Family history of autoimmunity correlated with an ear infection and allergic conditions

Dr. Yehuda Shoenfeld and others have described a condition called autoimmune syndrome induced by adjuvants (ASIA), where genetics and family history of autoimmunity appear to pre-dispose vaccinated patients to higher risks of developing an autoimmune condition. With this in mind, the authors compared patient records from those with a family history of autoimmune conditions — such as multiple sclerosis, type I diabetes, or Hashimoto’s thyroiditis — to patients whose families do not have autoimmunity. The results were striking. Vaccination among children with autoimmunity in their family appeared to increase the risk of ear infection, asthma, allergies, and skin rashes relative to the unvaccinated with a family history of autoimmunity.

Past studies have used a weaker statistic

Readers of the study will learn about flaws in past vaccine safety studies, such as over-adjustment bias, in which the data are analyzed many times over in search of the right combination of variables to make associations of adverse health outcomes with vaccines go away. One of the most important findings of this study is that the comparison of the number of office visits related to specific health conditions is a far more accurate tool than just using the incidence of diagnoses. In fact, the study authors show this with simulation — and they point out that studies that use odds ratios with an incidence of diagnosis are using a low-powered special case of the method introduced by their study, the relative incidence of office visits, because patients with a “diagnosis” have at least one billed office visit related to the diagnosis.  The authors conclude that future vaccine safety studies should avoid using weak measures such as odds ratios of incidence of diagnosis.

Conclusion

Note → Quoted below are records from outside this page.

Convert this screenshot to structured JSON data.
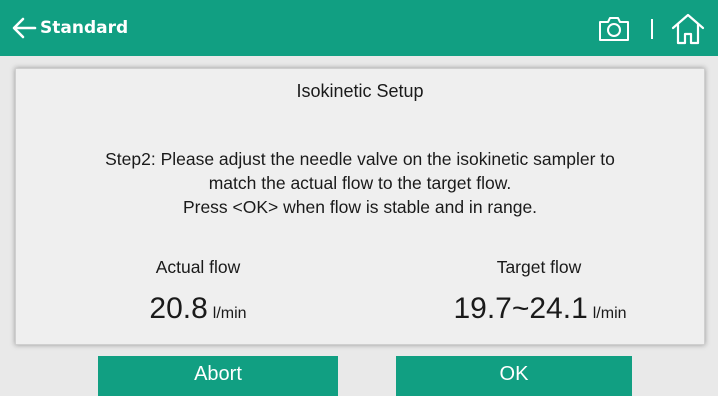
{
  "header": {
    "back_label": "Standard",
    "icons": [
      "arrow-left-icon",
      "camera-icon",
      "home-icon"
    ]
  },
  "dialog": {
    "title": "Isokinetic Setup",
    "instructions": [
      "Step2: Please adjust the needle valve on the isokinetic sampler to",
      "match the actual flow to the target flow.",
      "Press <OK> when flow is stable and in range."
    ],
    "actual": {
      "label": "Actual flow",
      "value": "20.8",
      "unit": "l/min"
    },
    "target": {
      "label": "Target flow",
      "value": "19.7~24.1",
      "unit": "l/min"
    }
  },
  "buttons": {
    "abort": "Abort",
    "ok": "OK"
  },
  "colors": {
    "accent": "#119f82",
    "background": "#e9e9e9",
    "panel": "#efefef"
  }
}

Since the study found healthcare-seeking behavior could not explain vaccination rates, the only remaining explanation of why vaccinated patients require more healthcare for symptoms of chronic illness associated with vaccination is that vaccines are not only associated with adverse health outcomes — they are also associated with more severe and chronic adverse health outcomes. Recalling that 54% of children and young adults in the U.S. have chronic illnesses that lead to life-long pharmaceutical prescriptions, it seems a lot of human pain and suffering could be reduced by adhering to informed choice regarding the true risks of vaccination, and heeding signs of vaccine sensitivity. Although the authors call for more studies to be conducted using similar methodology, this study should certainly cause pediatricians to pause and wonder if they are contributing to life-long chronic illness in some of their patients.